The good news is the entertainment mogul could catch a break in the case, courtesy of a chiropractor with the New York Jets. In a letter TMZ Sports obtained from a female chiropractor that she sent to the Jets in 2010, the chiropractor claimed that Alosi got into a “fistfight” with Pro Bowl cornerback Darrelle Revis and added that the coach has a pattern of abusive behavior. As a result, the chiropractor stated that the Jets needed to get Alsoi under control.
According to TMZ, the chiropractor has sent the letter to Diddy’s team. The site notes that although that LA County D.A. Jackie Lacey will look at the case for possible felony prosecution, this could become a nonissue if the main victim is shown to look unsympathetic and violent. If this is the scenario, then chances of the case moving forward will be less likely.
In addition to the altercation with Revis, the chiropractor mentioned that she was verbally abused and humiliated by Alosi. She added that Alosi even tried to prohibit her from treating players because he was upset over petty issues involving towels and water.
Ultimately, Alosi was suspended during the Jets’ 2010 season for tripping a player during a game, TMZ reports, adding that it’s unclear how the team handled chiropractor’s allegations. At the end of the season Alosi resigned.
And now the bad news …
All the drama from the UCLA situation may result in Diddy losing his liquor license.
The New York Observer cited the following requirement from The Alcohol and Tobacco Tax and Trade Bureau that anyone who produces or manufactures must adhere to:
“Not, within five years prior to the date of application, been convicted of a felony under Federal or State law, and has not, within three years prior to date of application, been convicted of a misdemeanor under any federal law relating to liquor, including the taxation thereof…”
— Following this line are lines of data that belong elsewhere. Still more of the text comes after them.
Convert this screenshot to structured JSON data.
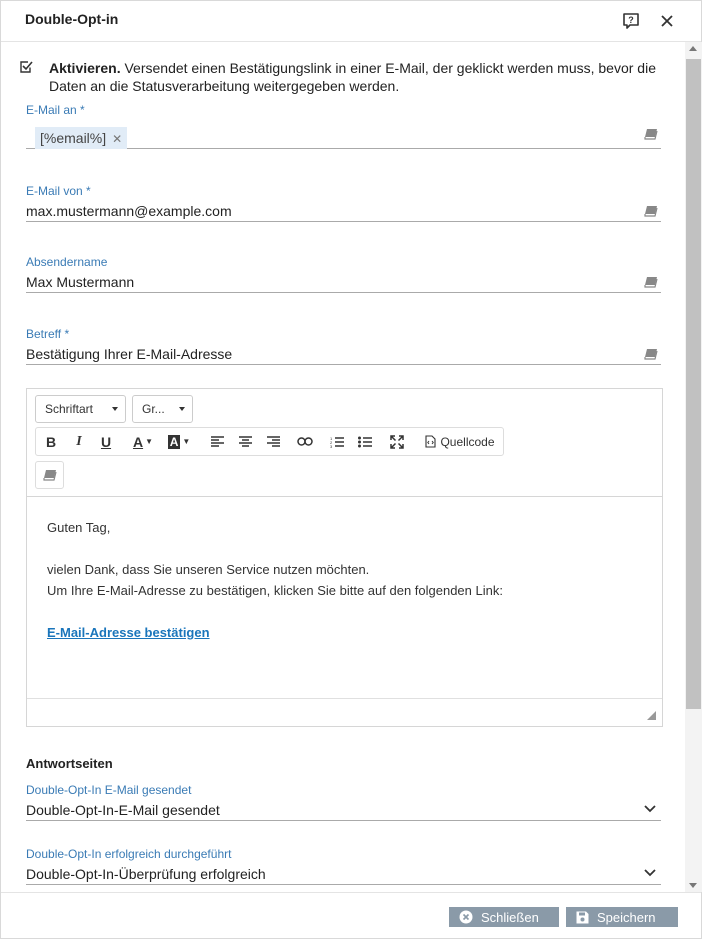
{
  "dialog": {
    "title": "Double-Opt-in"
  },
  "activate": {
    "checked": true,
    "label_bold": "Aktivieren.",
    "label_text": "Versendet einen Bestätigungslink in einer E-Mail, der geklickt werden muss, bevor die Daten an die Statusverarbeitung weitergegeben werden."
  },
  "fields": {
    "email_to": {
      "label": "E-Mail an *",
      "tag": "[%email%]"
    },
    "email_from": {
      "label": "E-Mail von *",
      "value": "max.mustermann@example.com"
    },
    "sender_name": {
      "label": "Absendername",
      "value": "Max Mustermann"
    },
    "subject": {
      "label": "Betreff *",
      "value": "Bestätigung Ihrer E-Mail-Adresse"
    }
  },
  "editor": {
    "font_combo": "Schriftart",
    "size_combo": "Gr...",
    "toolbar": {
      "bold": "B",
      "italic": "I",
      "underline": "U",
      "text_color": "A",
      "bg_color": "A",
      "source": "Quellcode"
    },
    "body": {
      "greeting": "Guten Tag,",
      "line1": "vielen Dank, dass Sie unseren Service nutzen möchten.",
      "line2": "Um Ihre E-Mail-Adresse zu bestätigen, klicken Sie bitte auf den folgenden Link:",
      "link": "E-Mail-Adresse bestätigen"
    }
  },
  "reply_pages": {
    "title": "Antwortseiten",
    "sent": {
      "label": "Double-Opt-In E-Mail gesendet",
      "value": "Double-Opt-In-E-Mail gesendet"
    },
    "success": {
      "label": "Double-Opt-In erfolgreich durchgeführt",
      "value": "Double-Opt-In-Überprüfung erfolgreich"
    }
  },
  "footer": {
    "close_label": "Schließen",
    "save_label": "Speichern"
  },
  "colors": {
    "label_blue": "#3a7bb5",
    "link_blue": "#1a75bb",
    "button_gray": "#8a9aa8",
    "tag_bg": "#e1ecf7"
  }
}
In light of Diddy’s arrest on June 22 for allegedly making felony terrorist threats while defending his son and UCLA football team member Justin Combs, this could spell trouble for the music mogul, who has partnerships with Ciroc and Diageo. If he is convicted, Diddy could lose his partnership with both companies.
“A convicted felon cannot be employed by a licensed manufacturer or wholesaler,” The State Liquor Authority in New York stated.
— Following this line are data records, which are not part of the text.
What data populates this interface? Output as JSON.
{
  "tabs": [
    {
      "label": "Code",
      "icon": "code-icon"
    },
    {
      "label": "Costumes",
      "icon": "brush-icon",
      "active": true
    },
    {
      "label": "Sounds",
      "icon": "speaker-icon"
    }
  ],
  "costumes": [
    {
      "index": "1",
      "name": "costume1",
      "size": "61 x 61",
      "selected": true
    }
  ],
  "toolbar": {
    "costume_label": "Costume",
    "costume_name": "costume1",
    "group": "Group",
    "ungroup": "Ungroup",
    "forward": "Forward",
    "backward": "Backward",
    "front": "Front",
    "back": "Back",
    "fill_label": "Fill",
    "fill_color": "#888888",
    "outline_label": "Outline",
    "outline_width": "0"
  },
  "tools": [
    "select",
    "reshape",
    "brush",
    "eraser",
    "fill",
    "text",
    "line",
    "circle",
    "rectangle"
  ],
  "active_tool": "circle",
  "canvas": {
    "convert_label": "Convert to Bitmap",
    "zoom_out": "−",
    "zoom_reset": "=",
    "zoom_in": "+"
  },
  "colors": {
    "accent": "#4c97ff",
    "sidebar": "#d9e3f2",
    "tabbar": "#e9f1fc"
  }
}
Following in the same line as New York, similar laws pertaining to a convicted felon possessing a liquor license exist in Michigan and Louisiana.